Relaymedia

Study Finds Evangelical and Black Protestant Teens Most Likely to Read Bible

( [email protected] ) Jul 07, 2004 05:57 PM EDT

A new study, performed on more than 3,300 American youth, found that Christian teenagers are more likely to read the Holy Scripture than all U.S. teenagers in general. The June study, conducted by the National Study of Youth and Religion (NSYR), also found that “far fewer U.S. teens regularly engage more personal religious practices of faith” than those who attend religious services.

The NSYR randomly selected more than 3,350 teens along with one of their parents to carry out the survey. The exact question asked during the study was, "How often, if ever, do you read from the Bible to yourself alone?"

The result was that only 32 percent of U.S. Protestant teenagers “personally read the Bile alone once a week or more often” while 26 percent of all U.S. teenagers do the same.

"Most religious traditions teach that faith and spiritual maturity does not happen automatically, but that these must be intentionally cultivated and practiced," explained Dr. Christian Smith, the principal investigator of the study. "Just as becoming good at sports or playing a musical instrument requires consistent practice, living well a life of faith also requires practice — that is what most religious traditions have always taught.”

“But these findings suggest that only a minority of U.S. teens are getting much practice at faith in the form of scripture reading." Smith added.

Smith also suggested that the actions of U.S. protestant parents might be the reason for the lack of “scripture reading” among teens.
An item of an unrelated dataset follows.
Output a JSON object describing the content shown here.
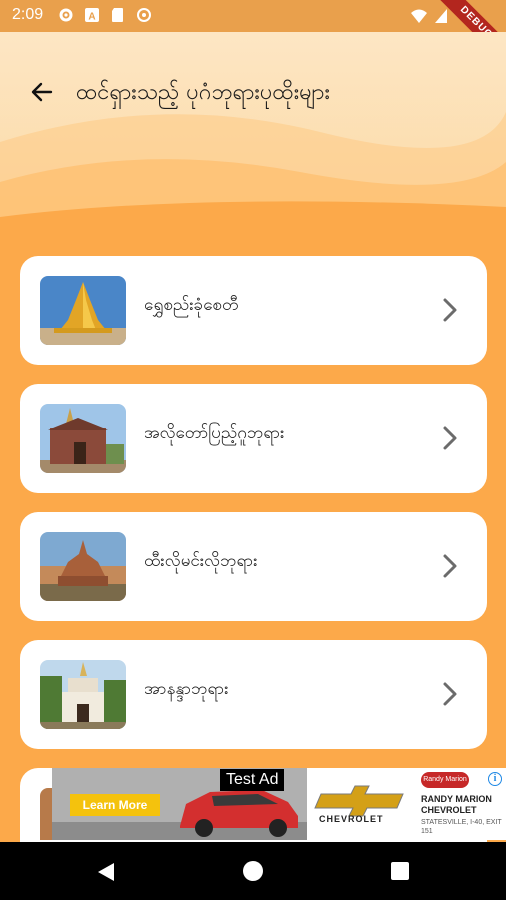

"It could be that most Protestant adults are not very good role models for their teenagers when it comes to basic, personal religious practices like reading the Bible,” said Smith.
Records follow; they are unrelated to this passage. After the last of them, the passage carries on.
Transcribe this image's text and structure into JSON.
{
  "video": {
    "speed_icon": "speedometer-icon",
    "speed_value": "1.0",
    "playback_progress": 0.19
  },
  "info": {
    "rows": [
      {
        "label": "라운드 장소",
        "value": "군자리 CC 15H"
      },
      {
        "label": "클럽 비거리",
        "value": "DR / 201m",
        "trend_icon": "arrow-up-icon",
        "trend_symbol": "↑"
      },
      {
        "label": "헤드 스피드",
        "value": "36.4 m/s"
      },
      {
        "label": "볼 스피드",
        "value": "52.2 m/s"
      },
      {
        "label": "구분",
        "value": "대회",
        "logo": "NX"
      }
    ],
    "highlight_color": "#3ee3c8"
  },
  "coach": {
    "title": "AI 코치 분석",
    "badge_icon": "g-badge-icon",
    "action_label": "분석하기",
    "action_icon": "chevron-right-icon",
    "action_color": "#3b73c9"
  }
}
Separating the teenagers by denominations, the NSYR found that in general, teens with conservative Protestant and black Protestant parents tend to read the Bible more frequently, at a rate of 37 and 36 percent respectively; only 20 percent of teens with mainline Protestant Parents read the Bible.

Of the denominations, the teens from the Assemblies of God and the Church of God in Christ read the bible the most frequently, at 44 and 48 percent. The least frequent readers came from Episcopalian families, with only 8 percent of the denomination’s teens reading the bible at a personal level.

Not surprisingly, within denominations, teenagers who regularly attended services read the bible more often than those who did not.

The National Study of Youth and Religion is funded by the Lilly Endowment Inc. According to the NSYR, the purpose of the project was to “to research the shape and influence of religion and spirituality in the lives of U.S. adolescents; to identify effective practices in the religious, moral and social formation of the lives of youth; to describe the extent to which youth participate in and benefit from the programs and opportunities that religious communities are offering to their youth; and to foster an informed national discussion about the influence of religion in youth's lives to encourage sustained reflection about and rethinking of our cultural and institutional practices with regard to youth and religion.”

The NSYR plans to publish a comprehensive report on the religious and moral lives of U.S. Protestant teenagers next year. For more information on the NSYR’s project, please visit: www.youthandreligion.org.